• _What the task asks_
Copy out each line of the data below in which the string "icons" appears.

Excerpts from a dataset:
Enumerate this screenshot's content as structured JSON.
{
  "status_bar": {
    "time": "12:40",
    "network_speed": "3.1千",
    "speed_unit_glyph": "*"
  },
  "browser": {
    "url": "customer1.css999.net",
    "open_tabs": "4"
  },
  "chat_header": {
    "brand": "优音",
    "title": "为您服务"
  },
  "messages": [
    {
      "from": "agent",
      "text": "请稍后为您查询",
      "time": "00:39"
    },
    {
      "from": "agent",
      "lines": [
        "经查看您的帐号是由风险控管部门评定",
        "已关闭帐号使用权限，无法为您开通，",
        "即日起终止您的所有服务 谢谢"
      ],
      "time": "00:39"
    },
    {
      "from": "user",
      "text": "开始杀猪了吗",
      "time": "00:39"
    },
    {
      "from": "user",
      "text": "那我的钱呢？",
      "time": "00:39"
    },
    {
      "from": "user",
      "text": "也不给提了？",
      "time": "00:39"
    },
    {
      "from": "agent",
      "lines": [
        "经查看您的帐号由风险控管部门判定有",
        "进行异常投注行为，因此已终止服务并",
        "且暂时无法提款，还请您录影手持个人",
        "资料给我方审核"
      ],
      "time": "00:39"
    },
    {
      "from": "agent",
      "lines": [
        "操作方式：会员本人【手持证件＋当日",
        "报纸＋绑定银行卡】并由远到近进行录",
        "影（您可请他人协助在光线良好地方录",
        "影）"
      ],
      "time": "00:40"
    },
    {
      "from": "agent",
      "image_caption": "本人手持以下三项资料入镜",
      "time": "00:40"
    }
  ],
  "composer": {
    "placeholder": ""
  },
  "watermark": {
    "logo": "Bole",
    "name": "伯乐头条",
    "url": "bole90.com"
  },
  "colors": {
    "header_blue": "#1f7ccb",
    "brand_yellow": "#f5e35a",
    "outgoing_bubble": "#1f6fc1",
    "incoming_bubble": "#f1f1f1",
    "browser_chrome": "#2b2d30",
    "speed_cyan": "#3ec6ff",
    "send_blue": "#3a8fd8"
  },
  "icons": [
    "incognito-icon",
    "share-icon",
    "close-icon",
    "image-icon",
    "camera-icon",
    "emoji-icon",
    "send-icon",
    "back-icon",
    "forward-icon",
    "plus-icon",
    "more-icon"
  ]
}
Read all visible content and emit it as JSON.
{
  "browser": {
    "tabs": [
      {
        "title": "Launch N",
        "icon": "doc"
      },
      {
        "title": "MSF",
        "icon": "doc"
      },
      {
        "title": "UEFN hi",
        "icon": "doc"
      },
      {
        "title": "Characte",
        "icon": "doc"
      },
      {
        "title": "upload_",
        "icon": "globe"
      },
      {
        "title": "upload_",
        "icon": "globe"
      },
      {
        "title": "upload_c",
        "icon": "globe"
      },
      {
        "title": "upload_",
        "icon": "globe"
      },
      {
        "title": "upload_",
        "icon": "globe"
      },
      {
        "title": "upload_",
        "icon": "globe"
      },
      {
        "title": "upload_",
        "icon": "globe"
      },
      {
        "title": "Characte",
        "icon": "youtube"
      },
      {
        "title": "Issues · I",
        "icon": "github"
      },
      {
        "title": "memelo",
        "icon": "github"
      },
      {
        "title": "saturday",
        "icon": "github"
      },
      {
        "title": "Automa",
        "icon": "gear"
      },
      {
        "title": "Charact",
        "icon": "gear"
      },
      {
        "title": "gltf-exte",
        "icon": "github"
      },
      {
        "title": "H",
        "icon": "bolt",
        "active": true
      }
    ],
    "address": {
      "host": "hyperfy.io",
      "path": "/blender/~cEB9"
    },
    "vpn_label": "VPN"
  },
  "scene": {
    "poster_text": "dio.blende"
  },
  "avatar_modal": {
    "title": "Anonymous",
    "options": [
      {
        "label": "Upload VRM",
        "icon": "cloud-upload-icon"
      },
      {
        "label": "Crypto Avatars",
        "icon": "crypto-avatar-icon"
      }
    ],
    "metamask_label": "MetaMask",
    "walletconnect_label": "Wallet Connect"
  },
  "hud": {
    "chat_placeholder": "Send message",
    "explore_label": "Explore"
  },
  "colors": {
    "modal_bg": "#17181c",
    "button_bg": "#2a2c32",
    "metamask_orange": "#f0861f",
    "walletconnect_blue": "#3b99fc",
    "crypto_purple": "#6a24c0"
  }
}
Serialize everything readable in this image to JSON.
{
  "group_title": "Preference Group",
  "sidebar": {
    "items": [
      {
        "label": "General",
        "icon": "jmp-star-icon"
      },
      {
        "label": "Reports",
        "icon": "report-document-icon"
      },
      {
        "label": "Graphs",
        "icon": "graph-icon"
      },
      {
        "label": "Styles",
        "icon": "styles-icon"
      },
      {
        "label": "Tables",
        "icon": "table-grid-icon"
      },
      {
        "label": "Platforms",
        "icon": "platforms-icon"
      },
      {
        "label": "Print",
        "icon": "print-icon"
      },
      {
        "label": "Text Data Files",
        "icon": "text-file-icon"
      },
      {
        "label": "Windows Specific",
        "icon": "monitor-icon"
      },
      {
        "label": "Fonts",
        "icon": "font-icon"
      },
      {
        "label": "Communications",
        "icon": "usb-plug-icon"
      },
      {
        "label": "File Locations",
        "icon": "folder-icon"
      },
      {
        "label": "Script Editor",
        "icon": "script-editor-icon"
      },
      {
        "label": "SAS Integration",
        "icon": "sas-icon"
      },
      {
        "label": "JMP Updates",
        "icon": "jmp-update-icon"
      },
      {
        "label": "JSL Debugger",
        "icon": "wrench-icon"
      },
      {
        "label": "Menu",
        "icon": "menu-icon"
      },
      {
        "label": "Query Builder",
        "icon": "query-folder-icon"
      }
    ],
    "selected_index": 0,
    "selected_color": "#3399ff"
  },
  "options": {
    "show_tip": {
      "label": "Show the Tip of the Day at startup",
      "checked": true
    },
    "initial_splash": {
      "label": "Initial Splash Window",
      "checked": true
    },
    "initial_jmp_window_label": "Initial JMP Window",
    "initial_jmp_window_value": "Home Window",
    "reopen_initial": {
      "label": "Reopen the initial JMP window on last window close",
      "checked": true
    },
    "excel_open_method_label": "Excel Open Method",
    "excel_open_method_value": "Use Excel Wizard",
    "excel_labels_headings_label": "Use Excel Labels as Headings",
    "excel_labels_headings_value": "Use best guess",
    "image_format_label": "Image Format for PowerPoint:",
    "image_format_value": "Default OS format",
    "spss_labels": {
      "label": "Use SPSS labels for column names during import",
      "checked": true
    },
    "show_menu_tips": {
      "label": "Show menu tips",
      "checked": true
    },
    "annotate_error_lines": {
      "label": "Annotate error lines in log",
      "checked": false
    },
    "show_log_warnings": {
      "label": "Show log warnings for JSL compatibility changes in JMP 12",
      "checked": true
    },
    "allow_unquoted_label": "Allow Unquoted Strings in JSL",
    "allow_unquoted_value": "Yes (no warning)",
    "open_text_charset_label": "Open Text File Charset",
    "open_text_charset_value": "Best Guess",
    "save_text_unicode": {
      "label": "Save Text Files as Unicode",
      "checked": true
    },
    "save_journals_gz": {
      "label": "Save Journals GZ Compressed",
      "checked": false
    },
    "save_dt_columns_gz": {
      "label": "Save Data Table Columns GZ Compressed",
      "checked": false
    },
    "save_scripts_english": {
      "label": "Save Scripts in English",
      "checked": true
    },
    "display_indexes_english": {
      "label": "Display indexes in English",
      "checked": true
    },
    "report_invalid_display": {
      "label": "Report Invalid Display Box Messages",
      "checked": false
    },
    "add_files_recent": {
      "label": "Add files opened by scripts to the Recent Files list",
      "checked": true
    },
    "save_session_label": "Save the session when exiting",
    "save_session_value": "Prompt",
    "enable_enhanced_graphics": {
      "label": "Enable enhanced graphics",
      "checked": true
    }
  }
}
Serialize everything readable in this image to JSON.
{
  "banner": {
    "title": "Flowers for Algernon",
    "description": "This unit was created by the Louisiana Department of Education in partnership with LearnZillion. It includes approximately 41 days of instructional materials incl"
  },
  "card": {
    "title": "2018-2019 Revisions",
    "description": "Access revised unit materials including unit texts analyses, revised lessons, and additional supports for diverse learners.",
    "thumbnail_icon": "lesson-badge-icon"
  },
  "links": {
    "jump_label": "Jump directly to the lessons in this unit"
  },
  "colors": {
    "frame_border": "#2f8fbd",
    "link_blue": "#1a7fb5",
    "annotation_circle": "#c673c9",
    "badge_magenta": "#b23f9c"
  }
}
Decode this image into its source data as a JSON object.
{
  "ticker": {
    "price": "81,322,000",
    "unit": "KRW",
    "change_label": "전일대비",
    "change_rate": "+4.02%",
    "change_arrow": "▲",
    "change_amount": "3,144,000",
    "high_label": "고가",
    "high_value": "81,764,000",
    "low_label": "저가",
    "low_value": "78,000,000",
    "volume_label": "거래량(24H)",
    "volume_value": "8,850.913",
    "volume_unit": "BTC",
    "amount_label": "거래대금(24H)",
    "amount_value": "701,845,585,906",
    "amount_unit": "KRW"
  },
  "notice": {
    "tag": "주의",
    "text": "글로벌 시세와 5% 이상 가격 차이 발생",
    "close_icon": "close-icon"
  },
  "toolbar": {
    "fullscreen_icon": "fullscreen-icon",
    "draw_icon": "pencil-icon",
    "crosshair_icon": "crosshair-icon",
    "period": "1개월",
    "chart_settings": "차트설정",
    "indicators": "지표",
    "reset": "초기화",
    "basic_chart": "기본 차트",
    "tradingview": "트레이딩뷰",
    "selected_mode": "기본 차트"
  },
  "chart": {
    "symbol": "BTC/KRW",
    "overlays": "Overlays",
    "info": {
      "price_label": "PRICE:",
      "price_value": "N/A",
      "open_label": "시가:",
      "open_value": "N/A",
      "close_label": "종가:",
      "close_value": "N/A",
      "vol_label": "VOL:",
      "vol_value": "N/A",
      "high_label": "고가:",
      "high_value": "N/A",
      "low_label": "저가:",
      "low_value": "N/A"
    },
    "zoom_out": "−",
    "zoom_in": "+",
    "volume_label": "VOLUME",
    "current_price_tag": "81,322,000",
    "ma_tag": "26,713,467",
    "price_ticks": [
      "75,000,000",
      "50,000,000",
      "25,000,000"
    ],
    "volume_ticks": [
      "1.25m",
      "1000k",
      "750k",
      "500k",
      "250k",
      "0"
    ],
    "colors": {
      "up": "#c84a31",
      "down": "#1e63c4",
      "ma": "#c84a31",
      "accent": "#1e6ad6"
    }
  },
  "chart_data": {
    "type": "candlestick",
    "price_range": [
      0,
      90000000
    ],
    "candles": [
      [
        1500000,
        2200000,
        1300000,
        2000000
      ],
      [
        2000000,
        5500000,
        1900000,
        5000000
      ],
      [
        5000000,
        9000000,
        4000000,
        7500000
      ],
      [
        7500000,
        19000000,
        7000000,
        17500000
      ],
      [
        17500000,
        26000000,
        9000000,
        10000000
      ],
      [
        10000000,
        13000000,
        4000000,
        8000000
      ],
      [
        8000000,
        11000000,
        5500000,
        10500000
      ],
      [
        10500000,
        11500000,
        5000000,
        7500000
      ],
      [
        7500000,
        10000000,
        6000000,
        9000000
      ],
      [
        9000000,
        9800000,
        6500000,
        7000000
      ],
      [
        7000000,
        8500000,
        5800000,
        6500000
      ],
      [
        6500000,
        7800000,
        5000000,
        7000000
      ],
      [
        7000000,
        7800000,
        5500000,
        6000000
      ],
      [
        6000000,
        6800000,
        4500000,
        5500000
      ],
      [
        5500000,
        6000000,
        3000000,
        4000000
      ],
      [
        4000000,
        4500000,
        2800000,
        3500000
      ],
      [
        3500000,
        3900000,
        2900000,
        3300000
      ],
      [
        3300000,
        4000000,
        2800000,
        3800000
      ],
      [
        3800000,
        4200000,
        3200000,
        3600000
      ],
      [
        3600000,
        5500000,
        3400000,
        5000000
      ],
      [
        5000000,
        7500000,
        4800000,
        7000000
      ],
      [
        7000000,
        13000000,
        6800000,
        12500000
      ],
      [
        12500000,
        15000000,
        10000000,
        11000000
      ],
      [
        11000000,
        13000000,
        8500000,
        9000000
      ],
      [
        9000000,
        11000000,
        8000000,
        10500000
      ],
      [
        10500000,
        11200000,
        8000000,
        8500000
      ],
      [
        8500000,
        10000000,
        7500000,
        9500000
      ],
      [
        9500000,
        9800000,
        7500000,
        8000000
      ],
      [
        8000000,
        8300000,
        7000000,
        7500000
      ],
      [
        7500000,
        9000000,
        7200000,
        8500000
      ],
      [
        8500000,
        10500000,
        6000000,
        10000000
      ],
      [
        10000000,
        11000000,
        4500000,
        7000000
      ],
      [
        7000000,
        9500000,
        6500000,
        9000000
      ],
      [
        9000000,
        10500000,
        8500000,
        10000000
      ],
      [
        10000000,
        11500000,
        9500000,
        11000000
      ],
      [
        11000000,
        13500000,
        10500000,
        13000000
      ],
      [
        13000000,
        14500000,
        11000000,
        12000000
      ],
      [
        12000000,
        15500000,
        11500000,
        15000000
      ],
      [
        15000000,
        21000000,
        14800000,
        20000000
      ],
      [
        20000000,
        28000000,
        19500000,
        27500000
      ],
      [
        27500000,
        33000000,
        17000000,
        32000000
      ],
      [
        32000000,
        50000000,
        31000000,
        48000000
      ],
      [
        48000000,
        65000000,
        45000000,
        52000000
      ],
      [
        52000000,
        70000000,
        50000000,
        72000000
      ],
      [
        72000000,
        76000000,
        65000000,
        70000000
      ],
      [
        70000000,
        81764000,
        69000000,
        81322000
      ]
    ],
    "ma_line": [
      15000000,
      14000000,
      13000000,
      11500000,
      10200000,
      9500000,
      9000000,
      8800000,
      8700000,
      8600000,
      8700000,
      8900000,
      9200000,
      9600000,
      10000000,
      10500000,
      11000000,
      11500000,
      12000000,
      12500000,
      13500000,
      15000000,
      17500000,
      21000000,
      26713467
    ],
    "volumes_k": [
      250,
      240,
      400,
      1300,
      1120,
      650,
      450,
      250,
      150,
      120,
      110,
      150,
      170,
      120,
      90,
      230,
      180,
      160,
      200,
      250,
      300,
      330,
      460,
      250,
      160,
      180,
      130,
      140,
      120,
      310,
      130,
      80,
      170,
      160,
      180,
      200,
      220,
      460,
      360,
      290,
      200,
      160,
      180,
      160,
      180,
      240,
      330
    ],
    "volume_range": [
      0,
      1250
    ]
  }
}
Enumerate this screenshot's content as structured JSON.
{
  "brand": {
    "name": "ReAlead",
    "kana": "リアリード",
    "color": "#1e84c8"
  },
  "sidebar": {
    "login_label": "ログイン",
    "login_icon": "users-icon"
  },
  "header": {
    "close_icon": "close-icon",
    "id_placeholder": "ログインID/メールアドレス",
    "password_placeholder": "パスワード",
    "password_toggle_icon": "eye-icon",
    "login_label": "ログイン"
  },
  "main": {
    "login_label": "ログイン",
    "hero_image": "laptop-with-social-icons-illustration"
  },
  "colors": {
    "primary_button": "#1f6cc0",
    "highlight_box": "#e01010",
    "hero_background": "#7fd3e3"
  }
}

• _Reply to the exercise_
  "icons": [
    "hero_image": "laptop-with-social-icons-illustration"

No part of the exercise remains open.